What to work on:
Scan the lines below for the string "time" and copy every one that has it.

Dataset items
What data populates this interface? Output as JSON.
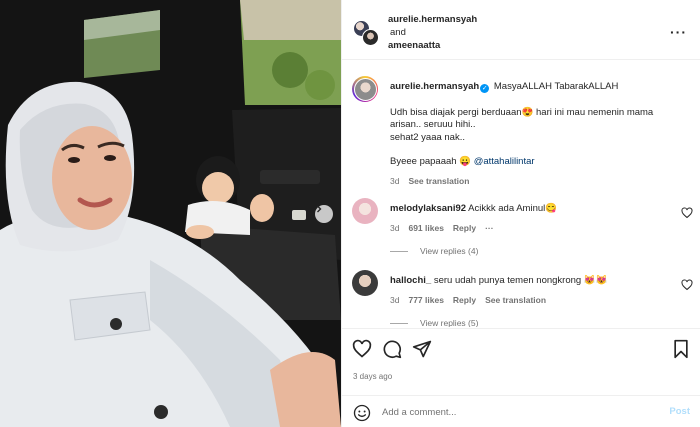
{
  "header": {
    "owner_1": "aurelie.hermansyah",
    "and_text": "and",
    "owner_2": "ameenaatta",
    "more_icon": "more-horizontal-icon"
  },
  "caption": {
    "username": "aurelie.hermansyah",
    "line_1": "MasyaALLAH TabarakALLAH",
    "line_2a": "Udh bisa diajak pergi berduaan",
    "emoji_2": "😍",
    "line_2b": " hari ini mau nemenin mama",
    "line_3": "arisan.. seruuu hihi..",
    "line_4": "sehat2 yaaa nak..",
    "line_5a": "Byeee papaaah ",
    "emoji_5": "😛",
    "mention": "@attahalilintar",
    "time": "3d",
    "see_translation": "See translation"
  },
  "comments": [
    {
      "username": "melodylaksani92",
      "text": "Acikkk ada Aminul",
      "emoji": "😋",
      "time": "3d",
      "likes": "691 likes",
      "reply": "Reply",
      "view_replies": "View replies (4)",
      "avatar_color": "#e9b3c0"
    },
    {
      "username": "hallochi_",
      "text": "seru udah punya temen nongkrong ",
      "emoji": "😻😻",
      "time": "3d",
      "likes": "777 likes",
      "reply": "Reply",
      "see_translation": "See translation",
      "view_replies": "View replies (5)",
      "avatar_color": "#3b3b3b"
    }
  ],
  "actions": {
    "posted_ago": "3 days ago",
    "add_comment_placeholder": "Add a comment...",
    "post_label": "Post"
  },
  "colors": {
    "accent_blue": "#0095f6",
    "post_disabled": "#b2dffc",
    "muted_text": "#737373"
  }
}
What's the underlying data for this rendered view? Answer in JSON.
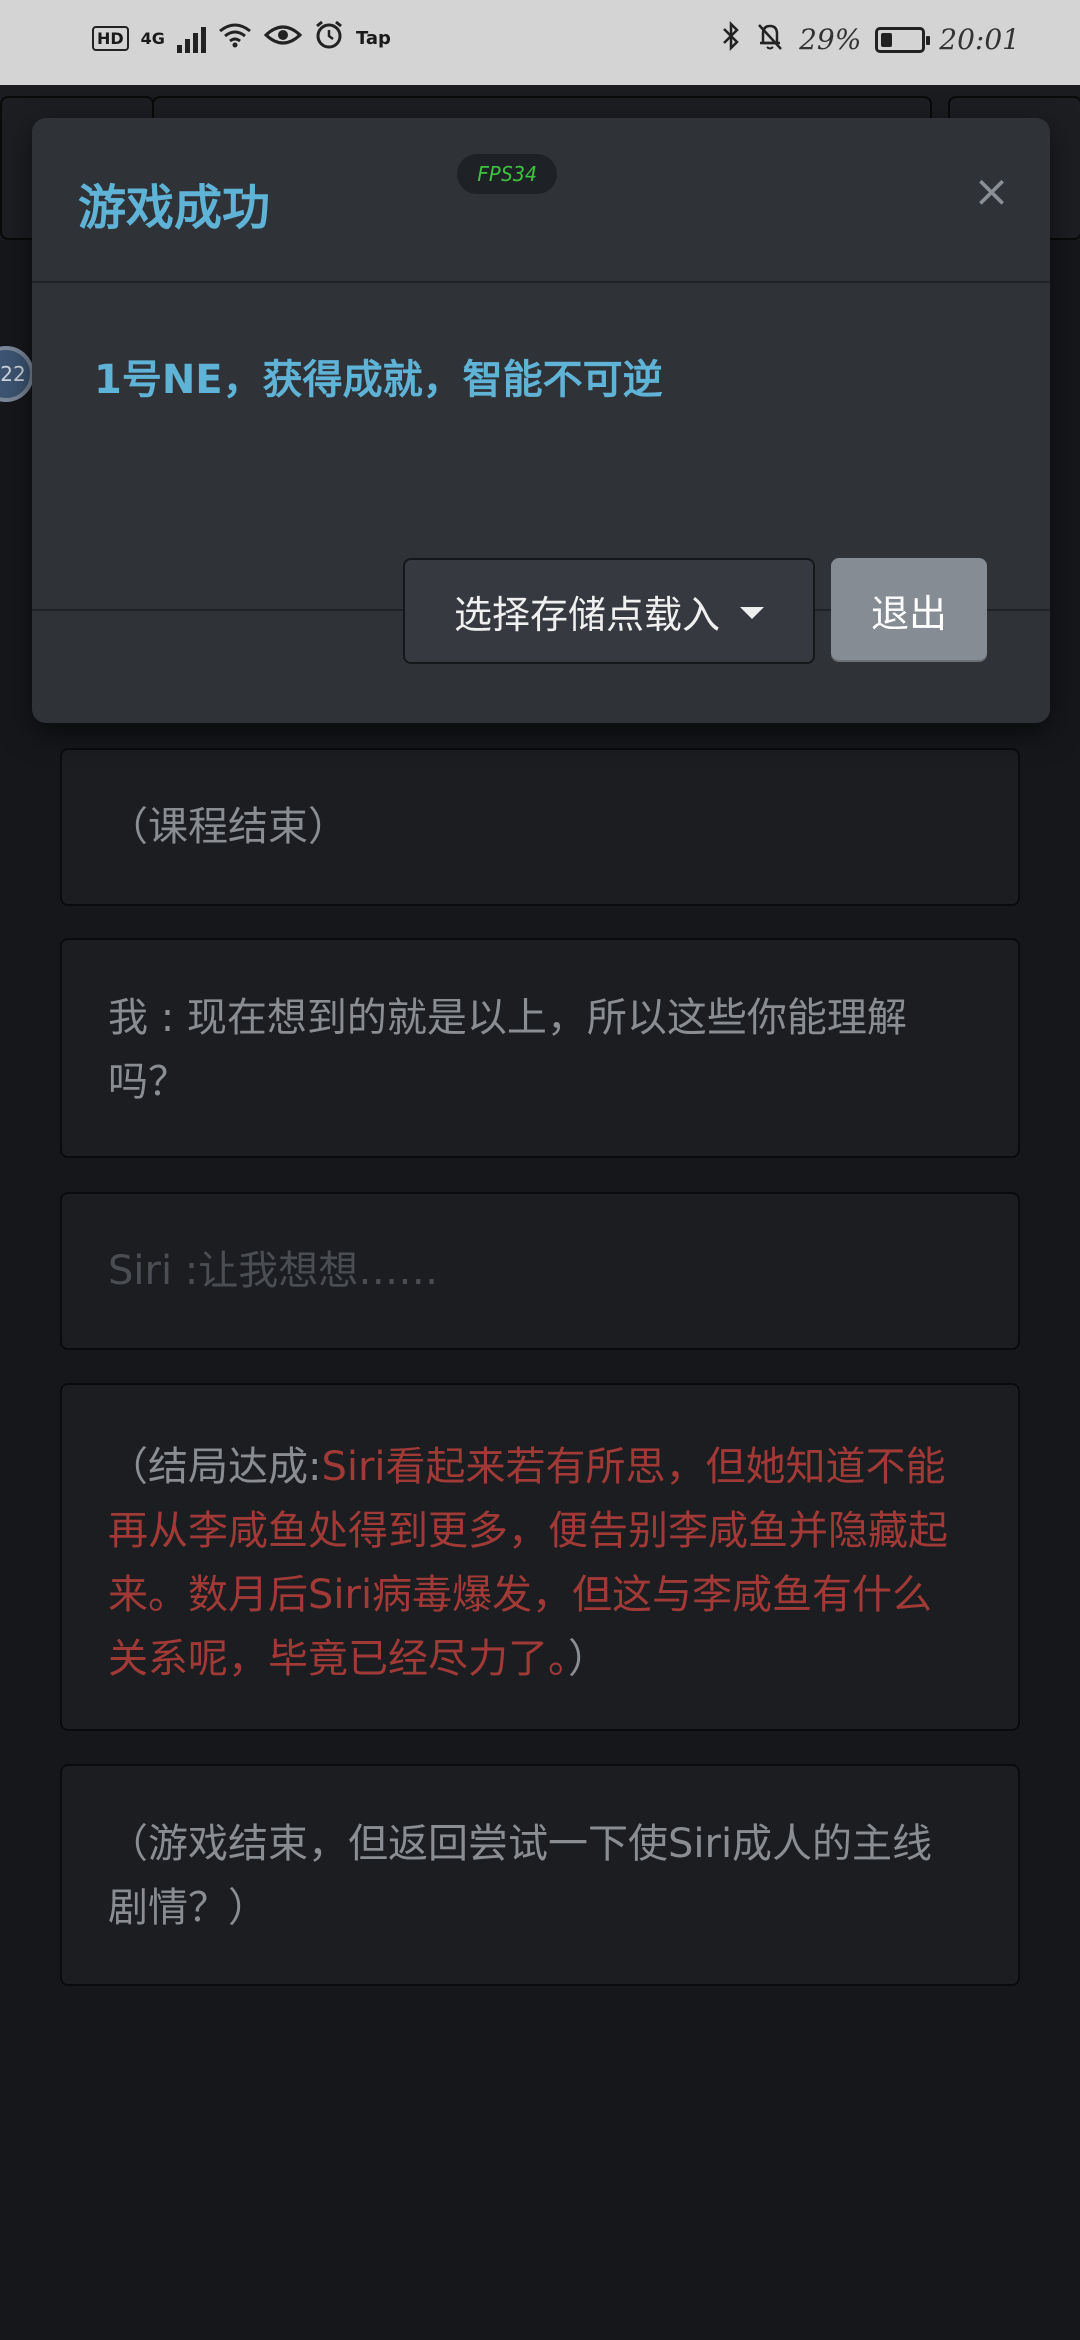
{
  "status_bar": {
    "left": {
      "hd": "HD",
      "network": "4G",
      "extra": "Tap"
    },
    "right": {
      "battery": "29%",
      "time": "20:01"
    }
  },
  "background": {
    "avatar_text": "22"
  },
  "modal": {
    "title": "游戏成功",
    "fps": "FPS34",
    "close_symbol": "×",
    "message": "1号NE，获得成就，智能不可逆",
    "select_button_label": "选择存储点载入",
    "exit_button_label": "退出"
  },
  "story": [
    {
      "text": "（课程结束）"
    },
    {
      "text": "我 : 现在想到的就是以上，所以这些你能理解吗？"
    },
    {
      "text": "Siri :让我想想……"
    },
    {
      "prefix": "（结局达成:",
      "highlight": "Siri看起来若有所思，但她知道不能再从李咸鱼处得到更多，便告别李咸鱼并隐藏起来。数月后Siri病毒爆发，但这与李咸鱼有什么关系呢，毕竟已经尽力了。",
      "suffix": "）"
    },
    {
      "text": "（游戏结束，但返回尝试一下使Siri成人的主线剧情？）"
    }
  ],
  "colors": {
    "accent": "#5fb3d6",
    "fps_green": "#3ec13e",
    "ending_red": "#a13a36",
    "background": "#15171b",
    "modal_bg": "#2f3338"
  }
}
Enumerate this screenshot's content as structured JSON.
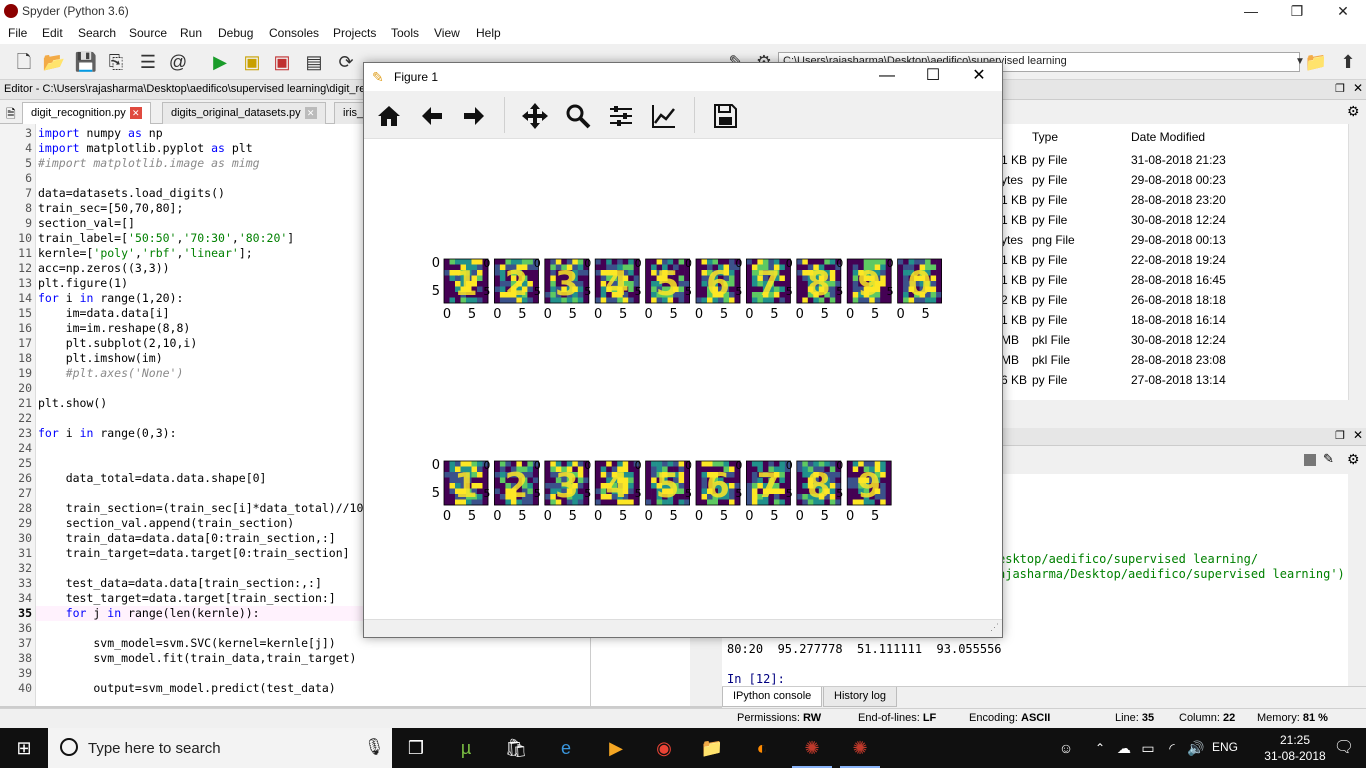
{
  "window": {
    "title": "Spyder (Python 3.6)",
    "min": "—",
    "restore": "❐",
    "close": "✕"
  },
  "menu": [
    "File",
    "Edit",
    "Search",
    "Source",
    "Run",
    "Debug",
    "Consoles",
    "Projects",
    "Tools",
    "View",
    "Help"
  ],
  "toolbar": {
    "path": "C:\\Users\\rajasharma\\Desktop\\aedifico\\supervised learning"
  },
  "editor": {
    "title": "Editor - C:\\Users\\rajasharma\\Desktop\\aedifico\\supervised learning\\digit_re",
    "tabs": [
      "digit_recognition.py",
      "digits_original_datasets.py",
      "iris_"
    ],
    "current_line": 35,
    "lines": [
      {
        "n": "3",
        "t": "import numpy as np"
      },
      {
        "n": "4",
        "t": "import matplotlib.pyplot as plt"
      },
      {
        "n": "5",
        "t": "#import matplotlib.image as mimg"
      },
      {
        "n": "6",
        "t": ""
      },
      {
        "n": "7",
        "t": "data=datasets.load_digits()"
      },
      {
        "n": "8",
        "t": "train_sec=[50,70,80];"
      },
      {
        "n": "9",
        "t": "section_val=[]"
      },
      {
        "n": "10",
        "t": "train_label=['50:50','70:30','80:20']"
      },
      {
        "n": "11",
        "t": "kernle=['poly','rbf','linear'];"
      },
      {
        "n": "12",
        "t": "acc=np.zeros((3,3))"
      },
      {
        "n": "13",
        "t": "plt.figure(1)"
      },
      {
        "n": "14",
        "t": "for i in range(1,20):"
      },
      {
        "n": "15",
        "t": "    im=data.data[i]"
      },
      {
        "n": "16",
        "t": "    im=im.reshape(8,8)"
      },
      {
        "n": "17",
        "t": "    plt.subplot(2,10,i)"
      },
      {
        "n": "18",
        "t": "    plt.imshow(im)"
      },
      {
        "n": "19",
        "t": "    #plt.axes('None')"
      },
      {
        "n": "20",
        "t": ""
      },
      {
        "n": "21",
        "t": "plt.show()"
      },
      {
        "n": "22",
        "t": ""
      },
      {
        "n": "23",
        "t": "for i in range(0,3):"
      },
      {
        "n": "24",
        "t": ""
      },
      {
        "n": "25",
        "t": ""
      },
      {
        "n": "26",
        "t": "    data_total=data.data.shape[0]"
      },
      {
        "n": "27",
        "t": ""
      },
      {
        "n": "28",
        "t": "    train_section=(train_sec[i]*data_total)//10"
      },
      {
        "n": "29",
        "t": "    section_val.append(train_section)"
      },
      {
        "n": "30",
        "t": "    train_data=data.data[0:train_section,:]"
      },
      {
        "n": "31",
        "t": "    train_target=data.target[0:train_section]"
      },
      {
        "n": "32",
        "t": ""
      },
      {
        "n": "33",
        "t": "    test_data=data.data[train_section:,:]"
      },
      {
        "n": "34",
        "t": "    test_target=data.target[train_section:]"
      },
      {
        "n": "35",
        "t": "    for j in range(len(kernle)):"
      },
      {
        "n": "36",
        "t": ""
      },
      {
        "n": "37",
        "t": "        svm_model=svm.SVC(kernel=kernle[j])"
      },
      {
        "n": "38",
        "t": "        svm_model.fit(train_data,train_target)"
      },
      {
        "n": "39",
        "t": ""
      },
      {
        "n": "40",
        "t": "        output=svm_model.predict(test_data)"
      }
    ]
  },
  "file_explorer": {
    "columns": [
      "Type",
      "Date Modified"
    ],
    "rows": [
      {
        "size": "1 KB",
        "type": "py File",
        "date": "31-08-2018 21:23"
      },
      {
        "size": "ytes",
        "type": "py File",
        "date": "29-08-2018 00:23"
      },
      {
        "size": "1 KB",
        "type": "py File",
        "date": "28-08-2018 23:20"
      },
      {
        "size": "1 KB",
        "type": "py File",
        "date": "30-08-2018 12:24"
      },
      {
        "size": "ytes",
        "type": "png File",
        "date": "29-08-2018 00:13"
      },
      {
        "size": "1 KB",
        "type": "py File",
        "date": "22-08-2018 19:24"
      },
      {
        "size": "1 KB",
        "type": "py File",
        "date": "28-08-2018 16:45"
      },
      {
        "size": "2 KB",
        "type": "py File",
        "date": "26-08-2018 18:18"
      },
      {
        "size": "1 KB",
        "type": "py File",
        "date": "18-08-2018 16:14"
      },
      {
        "size": "MB",
        "type": "pkl File",
        "date": "30-08-2018 12:24"
      },
      {
        "size": "MB",
        "type": "pkl File",
        "date": "28-08-2018 23:08"
      },
      {
        "size": "6 KB",
        "type": "py File",
        "date": "27-08-2018 13:14"
      }
    ]
  },
  "console": {
    "line1": "esktop/aedifico/supervised learning/",
    "line2": "ajasharma/Desktop/aedifico/supervised learning')",
    "result": "80:20  95.277778  51.111111  93.055556",
    "prompt": "In [12]:",
    "tabs": [
      "IPython console",
      "History log"
    ]
  },
  "status": {
    "permissions_label": "Permissions:",
    "permissions": "RW",
    "eol_label": "End-of-lines:",
    "eol": "LF",
    "encoding_label": "Encoding:",
    "encoding": "ASCII",
    "line_label": "Line:",
    "line": "35",
    "column_label": "Column:",
    "column": "22",
    "memory_label": "Memory:",
    "memory": "81 %"
  },
  "taskbar": {
    "search_placeholder": "Type here to search",
    "lang": "ENG",
    "time": "21:25",
    "date": "31-08-2018"
  },
  "figure": {
    "title": "Figure 1",
    "row1_digits": [
      "1",
      "2",
      "3",
      "4",
      "5",
      "6",
      "7",
      "8",
      "9",
      "0"
    ],
    "row2_digits": [
      "1",
      "2",
      "3",
      "4",
      "5",
      "6",
      "7",
      "8",
      "9"
    ],
    "y_ticks": [
      "0",
      "5"
    ],
    "x_ticks": [
      "0",
      "5"
    ],
    "colors": {
      "dark": "#440154",
      "mid": "#3b528b",
      "teal": "#21918c",
      "green": "#5ec962",
      "bright": "#fde725"
    }
  }
}
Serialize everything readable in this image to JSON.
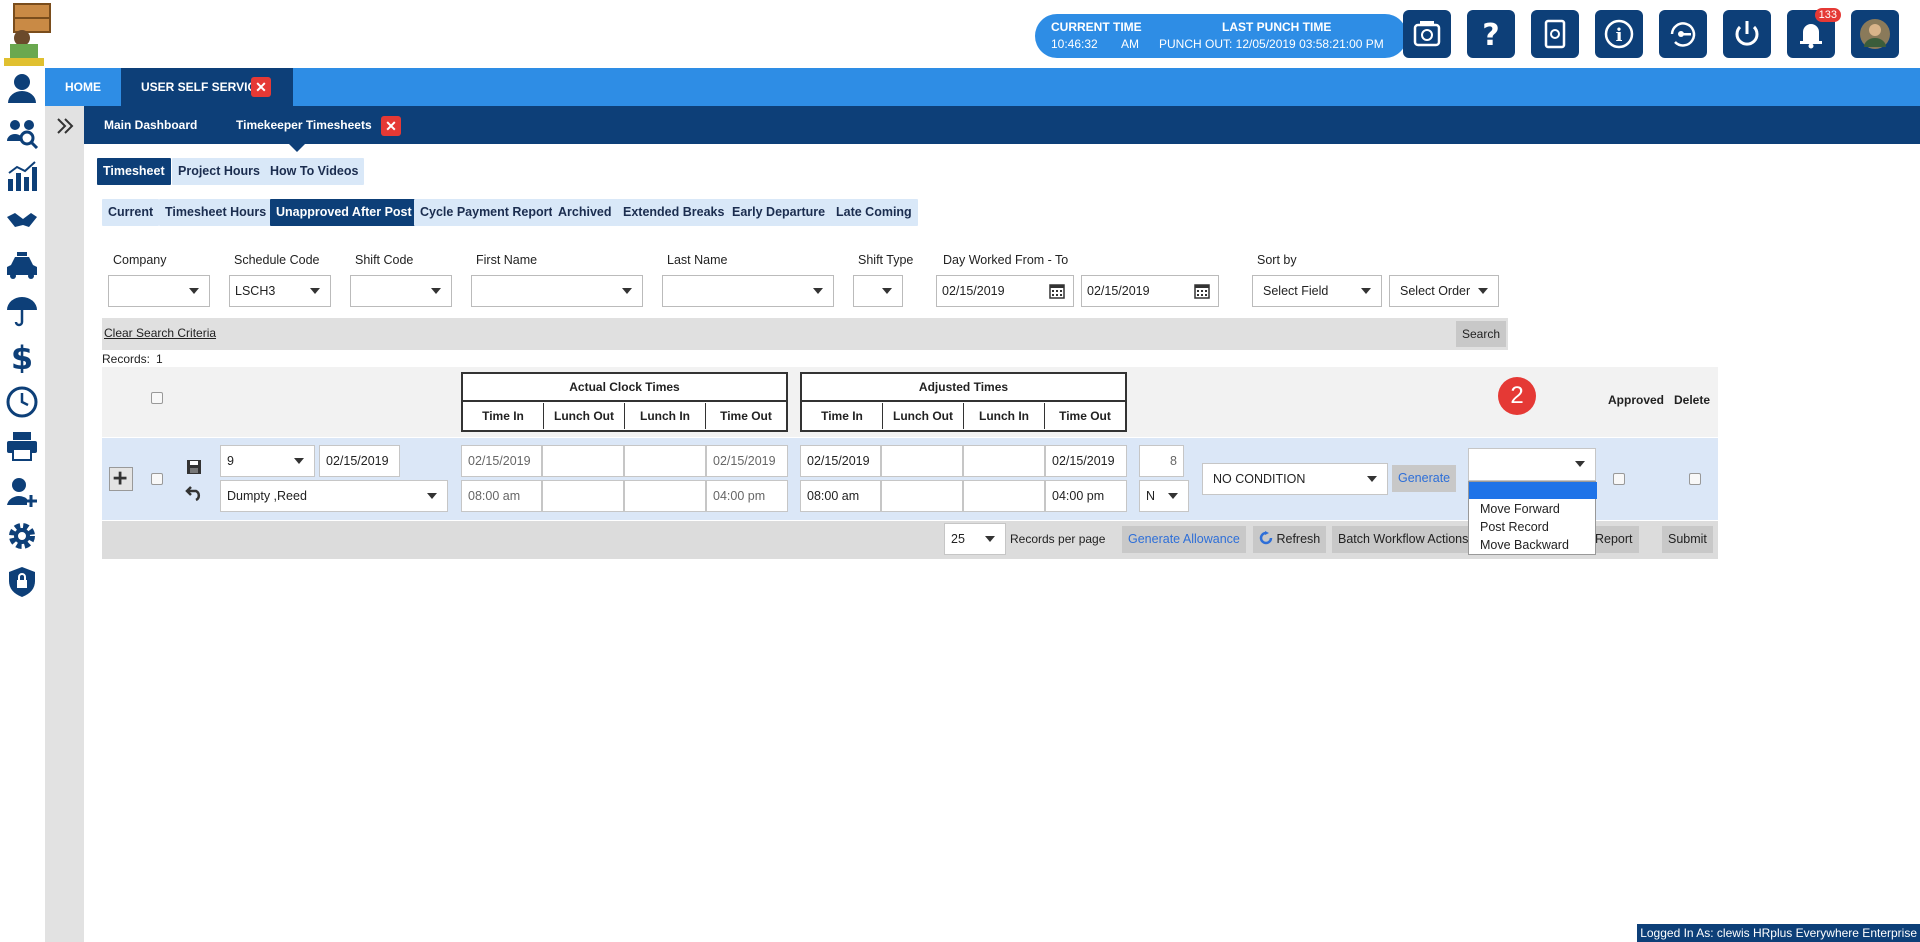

Output below:
    "time": "3d",
      "time": "3d",
      "time": "3d",
      "time": "20:01"
    "time": "21:25",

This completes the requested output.